“A decision was made that it is better to have close U.S.-Israel consultations in assessing the situation in Iran than having a situation where Israel feels isolated,” Mr. Makovsky said. “In the context of isolation, Israel is more likely to strike out on its own.”

On Saturday, the head of the Iranian Revolutionary Guard warned that Iran was prepared to counterattack. “There is nothing stopping us from targeting Israel’s nuclear sites and this will definitely happen if we are attacked,” Gen. Mohammad Ali Jafari told the Arabic-language channel al-Alam, in a translation provided by The Associated Press. “Our rockets have the precision capabilities to target all the Israeli nuclear sites.”

Mr. Gates will be part of a stream of American government officials visiting Israel in the next week. Among them are James L. Jones, the national security adviser; George J. Mitchell, the special envoy for the Middle East, who arrived in Syria on Saturday; and Dennis B. Ross, the Iran expert on the National Security Council staff and Mr. Makovsky’s co-author. Senior military officials cast the timing of the trips as coincidental.

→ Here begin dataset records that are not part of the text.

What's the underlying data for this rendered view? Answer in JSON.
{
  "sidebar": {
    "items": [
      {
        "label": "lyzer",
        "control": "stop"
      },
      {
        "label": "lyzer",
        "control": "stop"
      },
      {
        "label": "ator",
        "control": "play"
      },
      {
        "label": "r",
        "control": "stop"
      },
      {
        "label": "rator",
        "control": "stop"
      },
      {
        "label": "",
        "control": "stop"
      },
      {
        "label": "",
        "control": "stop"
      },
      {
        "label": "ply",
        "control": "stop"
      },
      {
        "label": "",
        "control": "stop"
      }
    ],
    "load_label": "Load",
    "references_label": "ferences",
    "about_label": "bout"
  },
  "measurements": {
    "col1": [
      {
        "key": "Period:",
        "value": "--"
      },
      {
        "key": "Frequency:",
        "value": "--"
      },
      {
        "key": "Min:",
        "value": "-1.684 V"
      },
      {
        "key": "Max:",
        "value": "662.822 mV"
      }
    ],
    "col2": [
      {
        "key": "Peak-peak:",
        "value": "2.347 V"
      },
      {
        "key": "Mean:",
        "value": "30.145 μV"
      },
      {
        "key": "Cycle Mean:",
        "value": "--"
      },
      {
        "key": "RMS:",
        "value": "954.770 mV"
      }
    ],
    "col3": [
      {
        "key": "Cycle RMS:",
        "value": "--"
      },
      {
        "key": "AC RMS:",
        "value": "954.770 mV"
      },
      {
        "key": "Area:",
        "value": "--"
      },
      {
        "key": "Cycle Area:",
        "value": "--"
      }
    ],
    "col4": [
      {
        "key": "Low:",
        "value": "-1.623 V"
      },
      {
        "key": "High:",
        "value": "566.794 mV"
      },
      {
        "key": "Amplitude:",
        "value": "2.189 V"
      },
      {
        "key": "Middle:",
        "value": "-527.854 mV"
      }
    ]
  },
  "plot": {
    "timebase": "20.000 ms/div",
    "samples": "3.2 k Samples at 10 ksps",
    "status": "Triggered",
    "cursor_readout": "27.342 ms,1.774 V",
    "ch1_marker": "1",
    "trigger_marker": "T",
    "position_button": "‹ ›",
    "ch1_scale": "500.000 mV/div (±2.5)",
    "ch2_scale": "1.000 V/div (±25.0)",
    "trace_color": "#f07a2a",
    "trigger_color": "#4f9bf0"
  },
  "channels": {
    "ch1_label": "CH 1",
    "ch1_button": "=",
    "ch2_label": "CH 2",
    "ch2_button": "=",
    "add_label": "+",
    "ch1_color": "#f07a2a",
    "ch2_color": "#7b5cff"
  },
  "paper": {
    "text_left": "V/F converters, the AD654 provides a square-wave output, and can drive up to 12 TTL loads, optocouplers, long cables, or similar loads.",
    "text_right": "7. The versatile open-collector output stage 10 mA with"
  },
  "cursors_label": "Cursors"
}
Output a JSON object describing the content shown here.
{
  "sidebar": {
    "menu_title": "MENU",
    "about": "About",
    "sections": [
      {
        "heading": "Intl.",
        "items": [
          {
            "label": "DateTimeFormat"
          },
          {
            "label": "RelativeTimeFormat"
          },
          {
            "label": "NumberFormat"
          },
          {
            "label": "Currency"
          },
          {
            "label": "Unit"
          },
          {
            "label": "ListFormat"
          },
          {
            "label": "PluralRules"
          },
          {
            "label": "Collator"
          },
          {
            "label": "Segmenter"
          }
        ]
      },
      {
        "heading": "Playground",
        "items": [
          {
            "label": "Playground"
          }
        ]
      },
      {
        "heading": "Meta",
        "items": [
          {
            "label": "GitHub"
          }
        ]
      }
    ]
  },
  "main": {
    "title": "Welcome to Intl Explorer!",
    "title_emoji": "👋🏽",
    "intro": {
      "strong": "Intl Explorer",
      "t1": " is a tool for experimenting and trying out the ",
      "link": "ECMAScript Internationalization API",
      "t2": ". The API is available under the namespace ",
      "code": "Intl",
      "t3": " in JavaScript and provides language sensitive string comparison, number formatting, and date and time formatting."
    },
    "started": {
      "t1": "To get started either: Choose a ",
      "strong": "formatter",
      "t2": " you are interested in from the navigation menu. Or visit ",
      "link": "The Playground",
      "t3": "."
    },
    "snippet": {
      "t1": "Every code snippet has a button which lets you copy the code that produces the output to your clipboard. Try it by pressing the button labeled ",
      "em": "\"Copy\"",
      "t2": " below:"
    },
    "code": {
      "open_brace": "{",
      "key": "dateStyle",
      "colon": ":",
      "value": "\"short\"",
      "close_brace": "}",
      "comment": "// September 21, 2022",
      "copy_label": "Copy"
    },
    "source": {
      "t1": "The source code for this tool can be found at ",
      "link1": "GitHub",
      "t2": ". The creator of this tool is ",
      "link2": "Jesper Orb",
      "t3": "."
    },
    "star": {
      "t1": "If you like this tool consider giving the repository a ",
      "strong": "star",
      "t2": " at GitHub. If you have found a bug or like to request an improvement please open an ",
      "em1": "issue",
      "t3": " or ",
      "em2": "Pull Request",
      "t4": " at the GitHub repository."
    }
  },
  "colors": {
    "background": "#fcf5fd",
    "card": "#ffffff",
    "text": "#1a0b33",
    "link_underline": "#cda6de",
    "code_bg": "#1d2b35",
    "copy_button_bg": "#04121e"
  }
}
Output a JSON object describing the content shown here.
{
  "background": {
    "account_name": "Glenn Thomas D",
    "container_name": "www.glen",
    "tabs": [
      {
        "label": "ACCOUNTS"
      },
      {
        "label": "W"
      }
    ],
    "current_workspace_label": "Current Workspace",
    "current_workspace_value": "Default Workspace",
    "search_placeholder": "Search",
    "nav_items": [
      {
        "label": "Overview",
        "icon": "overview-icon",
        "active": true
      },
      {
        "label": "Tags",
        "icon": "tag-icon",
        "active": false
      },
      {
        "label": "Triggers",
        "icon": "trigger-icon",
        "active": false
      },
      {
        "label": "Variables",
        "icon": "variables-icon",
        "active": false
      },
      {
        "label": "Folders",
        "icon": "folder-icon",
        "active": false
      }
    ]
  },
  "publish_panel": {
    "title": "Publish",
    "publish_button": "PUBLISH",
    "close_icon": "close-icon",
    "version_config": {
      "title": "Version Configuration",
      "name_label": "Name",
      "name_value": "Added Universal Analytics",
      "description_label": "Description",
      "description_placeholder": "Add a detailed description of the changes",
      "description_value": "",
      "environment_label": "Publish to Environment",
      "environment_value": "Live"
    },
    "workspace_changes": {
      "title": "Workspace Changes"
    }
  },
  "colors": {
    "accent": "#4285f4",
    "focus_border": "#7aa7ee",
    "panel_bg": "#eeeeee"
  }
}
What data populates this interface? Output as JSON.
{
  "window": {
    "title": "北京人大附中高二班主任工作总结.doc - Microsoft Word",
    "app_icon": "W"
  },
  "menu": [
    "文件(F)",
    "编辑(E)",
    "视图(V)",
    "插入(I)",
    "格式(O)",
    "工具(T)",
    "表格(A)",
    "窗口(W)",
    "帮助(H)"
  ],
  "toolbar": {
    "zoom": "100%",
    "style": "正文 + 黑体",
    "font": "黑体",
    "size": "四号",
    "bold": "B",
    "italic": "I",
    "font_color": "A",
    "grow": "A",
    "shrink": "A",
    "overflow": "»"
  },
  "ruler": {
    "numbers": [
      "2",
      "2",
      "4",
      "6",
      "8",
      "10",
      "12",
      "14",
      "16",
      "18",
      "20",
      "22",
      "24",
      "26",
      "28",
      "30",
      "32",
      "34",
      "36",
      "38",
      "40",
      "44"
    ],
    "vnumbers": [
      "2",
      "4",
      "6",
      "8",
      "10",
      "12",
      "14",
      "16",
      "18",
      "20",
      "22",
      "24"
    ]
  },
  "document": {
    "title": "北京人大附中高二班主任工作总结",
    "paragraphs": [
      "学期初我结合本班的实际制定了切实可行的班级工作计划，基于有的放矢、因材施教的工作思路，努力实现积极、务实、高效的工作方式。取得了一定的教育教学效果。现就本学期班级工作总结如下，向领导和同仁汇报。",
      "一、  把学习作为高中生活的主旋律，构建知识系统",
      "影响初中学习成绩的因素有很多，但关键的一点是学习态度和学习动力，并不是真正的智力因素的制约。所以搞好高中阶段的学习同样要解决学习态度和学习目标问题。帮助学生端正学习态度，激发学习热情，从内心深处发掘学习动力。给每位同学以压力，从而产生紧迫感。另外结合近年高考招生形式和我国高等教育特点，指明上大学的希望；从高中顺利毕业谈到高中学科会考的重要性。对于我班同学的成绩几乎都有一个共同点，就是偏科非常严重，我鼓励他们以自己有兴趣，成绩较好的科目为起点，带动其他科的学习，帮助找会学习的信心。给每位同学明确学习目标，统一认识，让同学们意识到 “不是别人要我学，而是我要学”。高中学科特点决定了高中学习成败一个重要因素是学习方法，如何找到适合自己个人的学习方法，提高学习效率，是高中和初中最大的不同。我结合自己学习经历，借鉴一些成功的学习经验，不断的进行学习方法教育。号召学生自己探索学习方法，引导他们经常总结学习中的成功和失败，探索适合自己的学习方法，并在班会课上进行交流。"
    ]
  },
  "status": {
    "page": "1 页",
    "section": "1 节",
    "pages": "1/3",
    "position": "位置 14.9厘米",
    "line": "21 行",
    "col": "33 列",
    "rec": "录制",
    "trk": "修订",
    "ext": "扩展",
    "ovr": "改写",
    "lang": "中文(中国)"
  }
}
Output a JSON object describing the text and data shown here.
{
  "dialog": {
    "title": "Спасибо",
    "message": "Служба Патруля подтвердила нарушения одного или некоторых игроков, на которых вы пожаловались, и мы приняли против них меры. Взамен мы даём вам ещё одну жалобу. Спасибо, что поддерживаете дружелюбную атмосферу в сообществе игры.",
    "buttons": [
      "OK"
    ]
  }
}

The visits come at a time of tension not only on Iran but during an unusual rift between the United States and Israel over Israeli construction in areas that the Palestinians hope to turn into a state. The Obama administration has called on Israel to suspend the construction of new housing in West Bank settlements and in East Jerusalem, but the Israelis say Mr. Obama is ignoring what they call clear understandings with the Bush administration that allowed them to build settlement housing within certain guidelines.

Military officials said Mr. Gates was unlikely to wade into the settlement issue, which is generally the province of Mr. Mitchell and the State Department. Mr. Gates is to leave Israel later Monday for a meeting with King Abdullah II of Jordan.



Iran Nuclear Arms Worst Threat to Security: Defense Sec. Gates



Obama’s war signals: Iran in the crosshairs: